3.3.3 Dicer-2 mediated inducible antiviral activity ......46
3.3.4 Autophagy ........................47
3.4 Importance of studying virus-insect interaction.........47
3.4.1 Economical aspects ....................48
3.4.2 Insect disease vectors ...................48
3.4.3 Aims of this thesis49
4 Material and Methods 52
4.1 Fly strains .............................52
4.2 Infections and survival ......................52
4.3 Cell culture ............................53
4.4 DNA extraction ..........................53
4.5 Plaque assay53
4.6 TCID50 ..............................54
4.7 RNA analysis ...........................5
4.7.1 RNA extraction5
4.7.2 cDNA synthesis5
4.7.3 Semiquantitative reverse transcriptase
PCR............................56
4.7.4 Quantitative real time PCR ...............56
4.7.5 Microarray analysis ....................58
4.7.6 In situ hybridisation ...................58
4.8 Protein analysis ..........................62
4.8.1 Sample preparation and protein Quantification.....62
4.8.2 SDS-PAGE ........................62
4.8.3 Western Blot .......................63
4.9 Generation of CFM specific antiserum .............63
4.10 Statistical analysis63
4.11 Cell based Jak-STAT reporter assay...............64
4.11.1 Preparation of dsRNA ..................64
4.11.2 Transfection64
4.12 In vitro assays using recombinant Chifoumi...........65
4.12.1 Antibacterial assays....................65
4.12.2 Pretreatment of viruses with CFM65
4.12.3 Cytokine assay ......................6
5 Results: A comparative study of the drosophila immune re-

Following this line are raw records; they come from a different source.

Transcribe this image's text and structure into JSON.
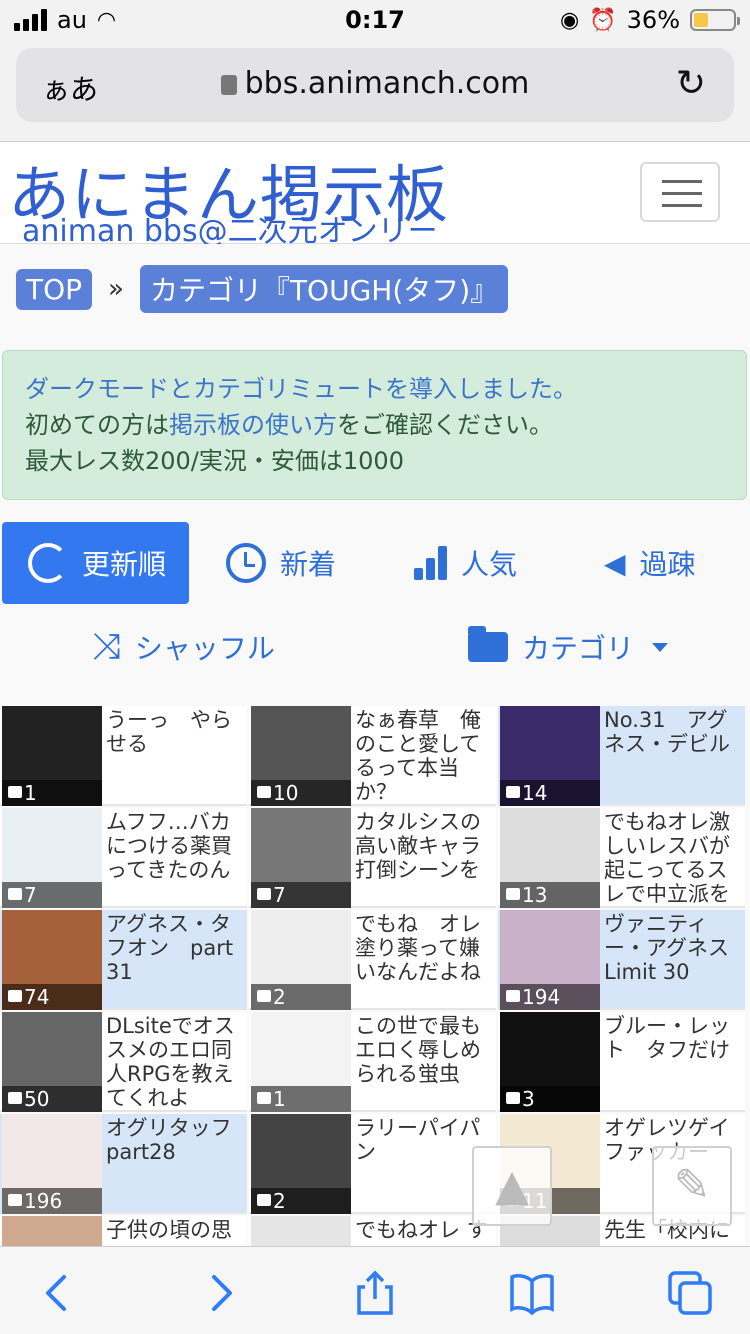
{
  "status_bar": {
    "carrier": "au",
    "time": "0:17",
    "battery_percent": "36%",
    "battery_level": 0.36
  },
  "browser": {
    "aa_label": "ぁあ",
    "url": "bbs.animanch.com"
  },
  "site": {
    "logo_title": "あにまん掲示板",
    "logo_subtitle": "animan bbs@二次元オンリー"
  },
  "breadcrumb": {
    "top": "TOP",
    "separator": "»",
    "category": "カテゴリ『TOUGH(タフ)』"
  },
  "notice": {
    "line1_link": "ダークモードとカテゴリミュートを導入しました。",
    "line2_prefix": "初めての方は",
    "line2_link": "掲示板の使い方",
    "line2_suffix": "をご確認ください。",
    "line3": "最大レス数200/実況・安価は1000"
  },
  "sort_tabs": {
    "update": "更新順",
    "new": "新着",
    "popular": "人気",
    "sparse": "過疎",
    "shuffle": "シャッフル",
    "category": "カテゴリ"
  },
  "threads": [
    {
      "title": "うーっ　やらせる",
      "count": "1",
      "highlight": false
    },
    {
      "title": "なぁ春草　俺のこと愛してるって本当か？",
      "count": "10",
      "highlight": false
    },
    {
      "title": "No.31　アグネス・デビル",
      "count": "14",
      "highlight": true
    },
    {
      "title": "ムフフ…バカにつける薬買ってきたのん",
      "count": "7",
      "highlight": false
    },
    {
      "title": "カタルシスの高い敵キャラ打倒シーンを",
      "count": "7",
      "highlight": false
    },
    {
      "title": "でもねオレ激しいレスバが起こってるスレで中立派を",
      "count": "13",
      "highlight": false
    },
    {
      "title": "アグネス・タフオン　part 31",
      "count": "74",
      "highlight": true
    },
    {
      "title": "でもね　オレ塗り薬って嫌いなんだよね",
      "count": "2",
      "highlight": false
    },
    {
      "title": "ヴァニティー・アグネス Limit 30",
      "count": "194",
      "highlight": true
    },
    {
      "title": "DLsiteでオススメのエロ同人RPGを教えてくれよ",
      "count": "50",
      "highlight": false
    },
    {
      "title": "この世で最もエロく辱しめられる蛍虫",
      "count": "1",
      "highlight": false
    },
    {
      "title": "ブルー・レット　タフだけ",
      "count": "3",
      "highlight": false
    },
    {
      "title": "オグリタッフ part28",
      "count": "196",
      "highlight": true
    },
    {
      "title": "ラリーパイパン",
      "count": "2",
      "highlight": false
    },
    {
      "title": "オゲレツゲイファッカー",
      "count": "11",
      "highlight": false
    },
    {
      "title": "子供の頃の思",
      "count": "",
      "highlight": false
    },
    {
      "title": "でもねオレ す",
      "count": "",
      "highlight": false
    },
    {
      "title": "先生「校内に",
      "count": "",
      "highlight": false
    }
  ],
  "colors": {
    "brand_blue": "#2f5fd0",
    "active_tab": "#3478f0",
    "notice_bg": "#d4ecdb",
    "highlight_cell": "#d6e6f8"
  }
}
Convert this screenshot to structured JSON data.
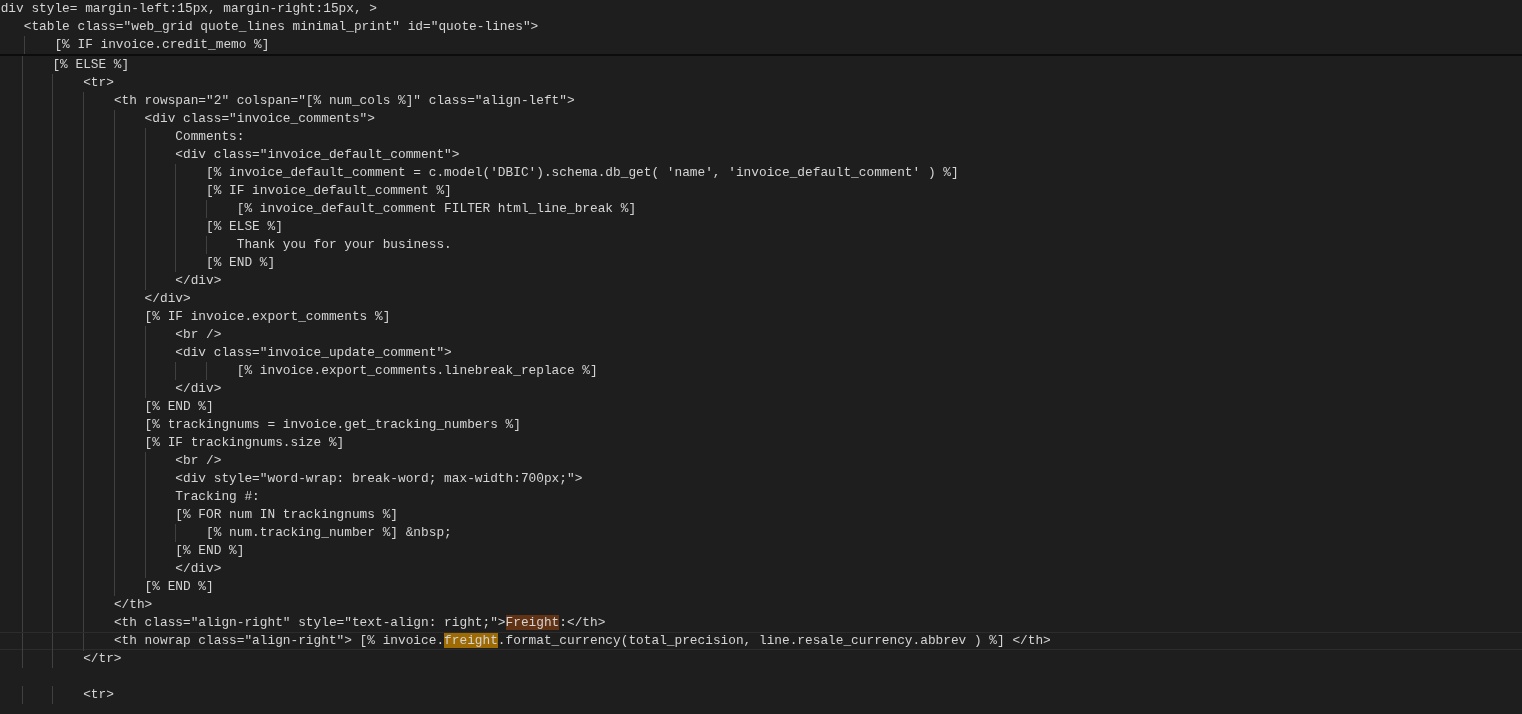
{
  "sticky_lines": [
    {
      "text": " div style= margin-left:15px, margin-right:15px, >"
    },
    {
      "text": "    <table class=\"web_grid quote_lines minimal_print\" id=\"quote-lines\">"
    },
    {
      "text": "        [% IF invoice.credit_memo %]"
    }
  ],
  "lines": [
    {
      "current": false,
      "segments": [
        {
          "text": "        [% ELSE %]"
        }
      ]
    },
    {
      "current": false,
      "segments": [
        {
          "text": "            <tr>"
        }
      ]
    },
    {
      "current": false,
      "segments": [
        {
          "text": "                <th rowspan=\"2\" colspan=\"[% num_cols %]\" class=\"align-left\">"
        }
      ]
    },
    {
      "current": false,
      "segments": [
        {
          "text": "                    <div class=\"invoice_comments\">"
        }
      ]
    },
    {
      "current": false,
      "segments": [
        {
          "text": "                        Comments:"
        }
      ]
    },
    {
      "current": false,
      "segments": [
        {
          "text": "                        <div class=\"invoice_default_comment\">"
        }
      ]
    },
    {
      "current": false,
      "segments": [
        {
          "text": "                            [% invoice_default_comment = c.model('DBIC').schema.db_get( 'name', 'invoice_default_comment' ) %]"
        }
      ]
    },
    {
      "current": false,
      "segments": [
        {
          "text": "                            [% IF invoice_default_comment %]"
        }
      ]
    },
    {
      "current": false,
      "segments": [
        {
          "text": "                                [% invoice_default_comment FILTER html_line_break %]"
        }
      ]
    },
    {
      "current": false,
      "segments": [
        {
          "text": "                            [% ELSE %]"
        }
      ]
    },
    {
      "current": false,
      "segments": [
        {
          "text": "                                Thank you for your business."
        }
      ]
    },
    {
      "current": false,
      "segments": [
        {
          "text": "                            [% END %]"
        }
      ]
    },
    {
      "current": false,
      "segments": [
        {
          "text": "                        </div>"
        }
      ]
    },
    {
      "current": false,
      "segments": [
        {
          "text": "                    </div>"
        }
      ]
    },
    {
      "current": false,
      "segments": [
        {
          "text": "                    [% IF invoice.export_comments %]"
        }
      ]
    },
    {
      "current": false,
      "segments": [
        {
          "text": "                        <br />"
        }
      ]
    },
    {
      "current": false,
      "segments": [
        {
          "text": "                        <div class=\"invoice_update_comment\">"
        }
      ]
    },
    {
      "current": false,
      "segments": [
        {
          "text": "                                [% invoice.export_comments.linebreak_replace %]"
        }
      ]
    },
    {
      "current": false,
      "segments": [
        {
          "text": "                        </div>"
        }
      ]
    },
    {
      "current": false,
      "segments": [
        {
          "text": "                    [% END %]"
        }
      ]
    },
    {
      "current": false,
      "segments": [
        {
          "text": "                    [% trackingnums = invoice.get_tracking_numbers %]"
        }
      ]
    },
    {
      "current": false,
      "segments": [
        {
          "text": "                    [% IF trackingnums.size %]"
        }
      ]
    },
    {
      "current": false,
      "segments": [
        {
          "text": "                        <br />"
        }
      ]
    },
    {
      "current": false,
      "segments": [
        {
          "text": "                        <div style=\"word-wrap: break-word; max-width:700px;\">"
        }
      ]
    },
    {
      "current": false,
      "segments": [
        {
          "text": "                        Tracking #:"
        }
      ]
    },
    {
      "current": false,
      "segments": [
        {
          "text": "                        [% FOR num IN trackingnums %]"
        }
      ]
    },
    {
      "current": false,
      "segments": [
        {
          "text": "                            [% num.tracking_number %] &nbsp;"
        }
      ]
    },
    {
      "current": false,
      "segments": [
        {
          "text": "                        [% END %]"
        }
      ]
    },
    {
      "current": false,
      "segments": [
        {
          "text": "                        </div>"
        }
      ]
    },
    {
      "current": false,
      "segments": [
        {
          "text": "                    [% END %]"
        }
      ]
    },
    {
      "current": false,
      "segments": [
        {
          "text": "                </th>"
        }
      ]
    },
    {
      "current": false,
      "segments": [
        {
          "text": "                <th class=\"align-right\" style=\"text-align: right;\">"
        },
        {
          "text": "Freight",
          "match": true,
          "active": false
        },
        {
          "text": ":</th>"
        }
      ]
    },
    {
      "current": true,
      "segments": [
        {
          "text": "                <th nowrap class=\"align-right\"> [% invoice."
        },
        {
          "text": "freight",
          "match": true,
          "active": true
        },
        {
          "text": ".format_currency(total_precision, line.resale_currency.abbrev ) %] </th>"
        }
      ]
    },
    {
      "current": false,
      "segments": [
        {
          "text": "            </tr>"
        }
      ]
    },
    {
      "current": false
    },
    {
      "current": false,
      "segments": [
        {
          "text": "            <tr>"
        }
      ]
    }
  ]
}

sponse towards infection with RNA viruses 68
5.1 RNA virus triggers a complex transcriptional response 69